--- SUPPLIED INFORMATION Enclosed Below ---
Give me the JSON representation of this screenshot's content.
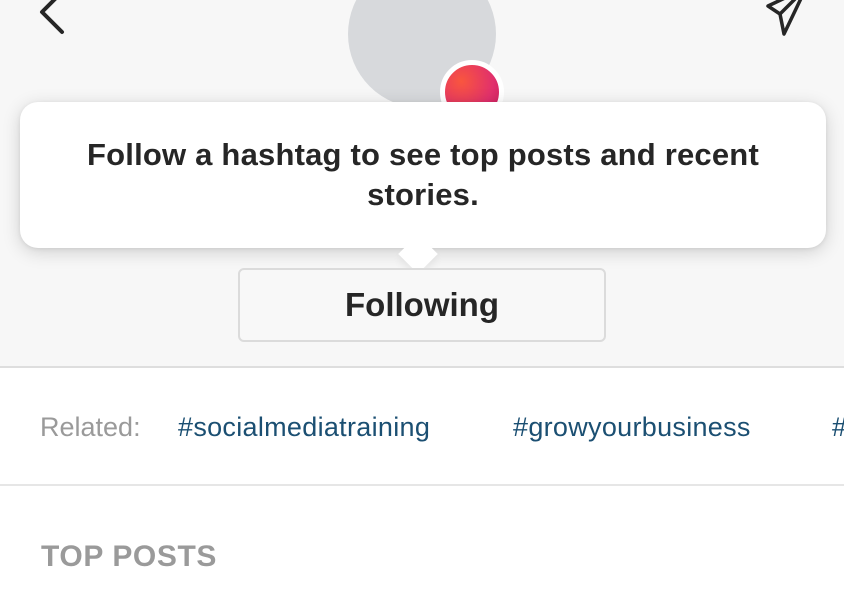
{
  "header": {
    "back_icon": "chevron-left-icon",
    "share_icon": "send-icon"
  },
  "tooltip": {
    "text": "Follow a hashtag to see top posts and recent stories."
  },
  "follow_button": {
    "label": "Following"
  },
  "related": {
    "label": "Related:",
    "tags": [
      "#socialmediatraining",
      "#growyourbusiness",
      "#"
    ]
  },
  "sections": {
    "top_posts_label": "TOP POSTS"
  },
  "colors": {
    "tag_link": "#1b4f72",
    "badge_gradient_start": "#f9563e",
    "badge_gradient_end": "#c51858"
  }
}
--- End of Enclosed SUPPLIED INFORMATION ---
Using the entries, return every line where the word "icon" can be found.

### WORKED SOLUTION:
    "back_icon": "chevron-left-icon",
    "share_icon": "send-icon"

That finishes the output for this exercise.